Zombies, mermaids, wizards and witches... Apple's iOS 11.1 will feature new and improved emojis to stick in your texts. But these new additions don't come without a little of controversy.
Take the newly added vampire emoji. Whether you like your fanged creatures sparkly or plain, tradition requires that the blood suckers are usually depicted with grey skin and impressive white fangs.
But for some reason, Apple decided that their little Draculas would come in not one, not two, but 5 different shades, including 4 of grey - cue book/movie references here.
And more than one Twitter user pointed out that this was a bit of an overkill.
British Grime MC JME tweeted a screenshot from the new emoji board, writing: "I understand Apple's on this equality flex, but I'm sure the vampires won't complain with just one shade of grey."
The Unicode consortium (the organisation behind international software standards) introduced different shades of skin colour on top of the standard yellow emojis that have been making the rounds for years. The diverse emojis made their debut in early 2015.
Unfortunately for them, the attention to detail regarding the vampire emoji - a mythical creature - didn't sit well with some, and mainly highlighted the real travesty of that emoji update: where are the redhead emojis people have been yearning for?
In January 2017, it was announced that Silicon Valley would introduce the long-awaited emojis. This was the result of years of complaints on social media by ginger users.
A Scottish petition submitted by one GingerParrot gathered 21,800 signatures and was delivered to Apple and Unicode.
It seems that campaigners efforts have paid off.
The Unicode Technical Committee approved a first draft for redhead and curly hair emojis last week during a meeting with Apple. These new addition would most likely be rolled out for most phones in the second half of 2018.
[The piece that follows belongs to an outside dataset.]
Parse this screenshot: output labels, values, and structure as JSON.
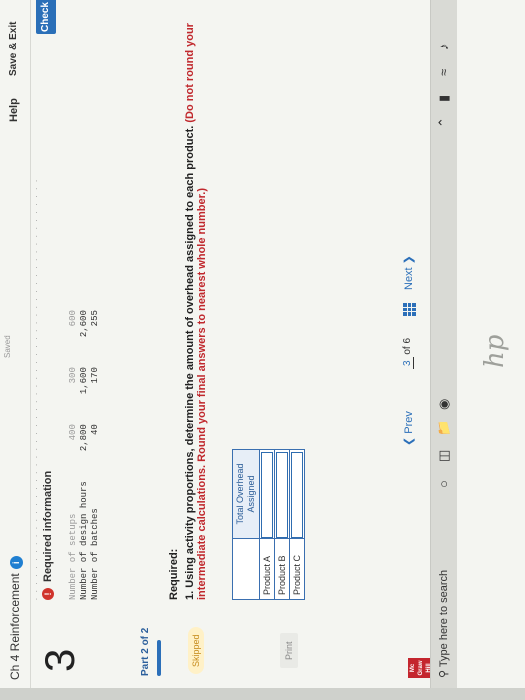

"Don't worry redheads: your feedback has been heard!" said Jeremy Burge, the Editor in Chief of Emojipedia, who attended the meeting.